Eagles can’t let another ‘historic draft class’ pass them by


We’ve been here before. We’ve seen this before. In two of the last three offseasons, Philadelphia Eagles General Manager Howie Roseman walks up to the podium in a fitted suit, with a glint in his eye and a list of sassy comebacks to silly questions. In two of the last three offseasons, Howie Roseman has declared that the draft class is ‘historic’ at a certain position…and in two of the last three offseasons, the Eagles have missed woefully at those positions.


The Eagles needed a running back, badly. It became rapidly clear that a backfield of Ryan Mathews, Darren Sproles, and Wendell Smallwood just wasn’t going to cut it and there were so many intriguing options in the first few rounds.

One of those names, Christian McCaffrey, has just been made the highest-paid RB in NFL history, while Joe Mixon and Dalvin Cook have turned in some scintillating seasons of their own. A little further down the pecking order, Marlon Mack and Tarik Cohen were fourth-round selections who would materialize into impactful talents at the next level. A mid-round run at the position forced Howie’s hand to hit the ‘trade-up’ button, and one of the team’s most forgettable draft choices was made.
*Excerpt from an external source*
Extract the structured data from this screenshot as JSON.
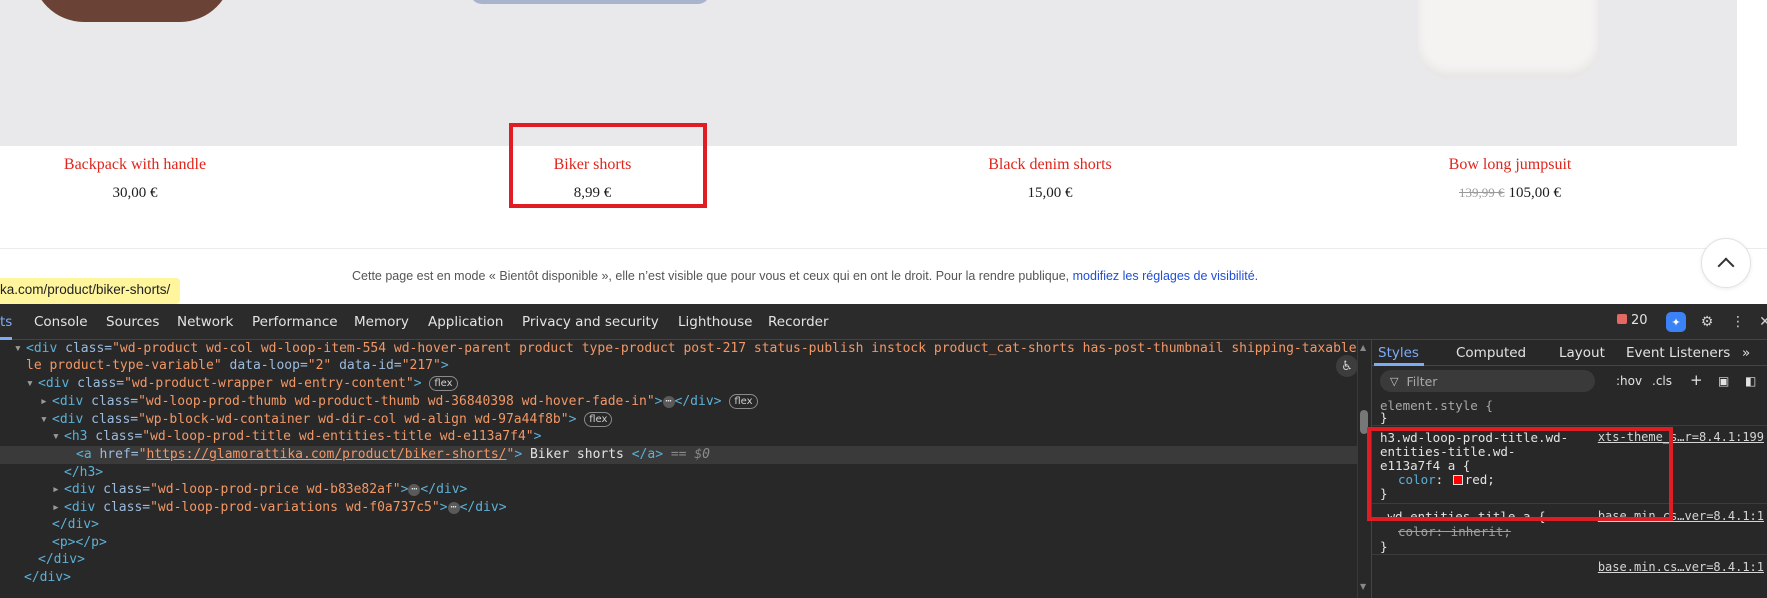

The Eagles traded up to the 132 spot for the services of San Diego State running back, Donnel Pumphrey.

The most prolific rusher in NCAA history at the time, Pumphrey drew a lot of interest during Senior Bowl week due to his size. At just 5’8 and 169 pounds, comparisons were naturally made with Darren Sproles..and rightly so. The only difference was, Sproles had a thick base that allowed him to thrive at the next level. Pumphrey spent preseason games being bullied by defenders and looked like a ragdoll at times.

After a phantom injury ended his rookie year as early as September, he’d be waived one year later. He joined the Eagles for another rodeo in the 2019 offseason, but again it was one that was cut short.

Obviously hindsight is 2020 and had the Eagles selected a back like Marlon Mack, maybe Super Bowl 52 would never have happened (Butterfly effect and all), but this was nothing short of a whiff.

The NFL Draft is notoriously a roulette wheel when it comes to hitting on players and no GM should be expected to hit every single time, but there’s a feeling that with so much talent on the board at the position, the Eagles got complacent and it cost them.

But hey, if they had drafted a Tarik Cohen or even a Jamaal Adams, would Miles Sanders be an Eagle?


The historic class this time around was along the defensive front. The less said about human cheat code Nick Bosa, the better, but from Brian Burns and Christian Wilkins, to Dexter Lawrence and Kingsley Keke, the depth was stunning. On the outside, it was just as impressive….and the Eagles came away with Shareef Miller.

Miller is only one year into his NFL career and he was always seen to be a project, but that’s what made the pick so confusing just one year after Josh Sweat was taken in the same round.

At 6’5″ and 260 lbs, Miller has the size that defenses covet in their edge-rushers and during his time at Penn State, Miller grew into one of the team’s biggest leaders. But he is very one dimensional. He doesn’t have a vast array of pass-rushing moves and plays at one speed once his impressive first step and burst is behind him. He’s quick, has an impressive ability to bend and really drive lineman around the arc, but what he has in finesse, he’s missing in those technical intricacies that have seen this class receive such astonishing praise. 

That really doesn’t appear to have changed much after his first season. Miller was buried underneath a depth chart full of other players trying to prove themselves. With the emergence of Josh Sweat and Daeshon Hall in preseason, the ceiling was lowered even further.

It’s a little too early to throw the word ‘bust’ around, but that’s two fourth-round picks in two years who have had as much impact as a rookie as you or I.


Here we are again. Another historic draft class, another year where Howie Roseman acknowledges that. The wide receivers this offseason are exceptional and there are so many of them. It’s no surprise then, that Howie Roseman’s team has met with 13 in the run-up to next week’s big event.

This article wasn’t written to say that Howie Roseman should go against his former grain and draft a wide receiver at 21, 53, or even trade up for one (although it’s likely). There is every chance, like the CB dip in 2017, that the Eagles double-dip at wide receiver…but they have to be the right compliments.

There can’t be a front office crush who becomes a coaching misfit in Rasul Douglas. There’s no time for injury concerns that can rip away a rookie season in the hopes that star potential is one day reached like we saw with Sidney Jones. The pressure is simply too high for a position that has come under scrutiny at each and every turn since Pederson’s arrival.

If the Eagles are going to be aggressive in getting ‘their guy’, it has to be ‘the guy’. Complacency has been the bane of the Eagles’ front office when it comes to historically deep classes and anything other than a home run here just won’t get the team over the line. Howie Roseman, no matter which path he chooses to walk down, has to do so with absolute conviction and certainty at this is indeed the third time lucky.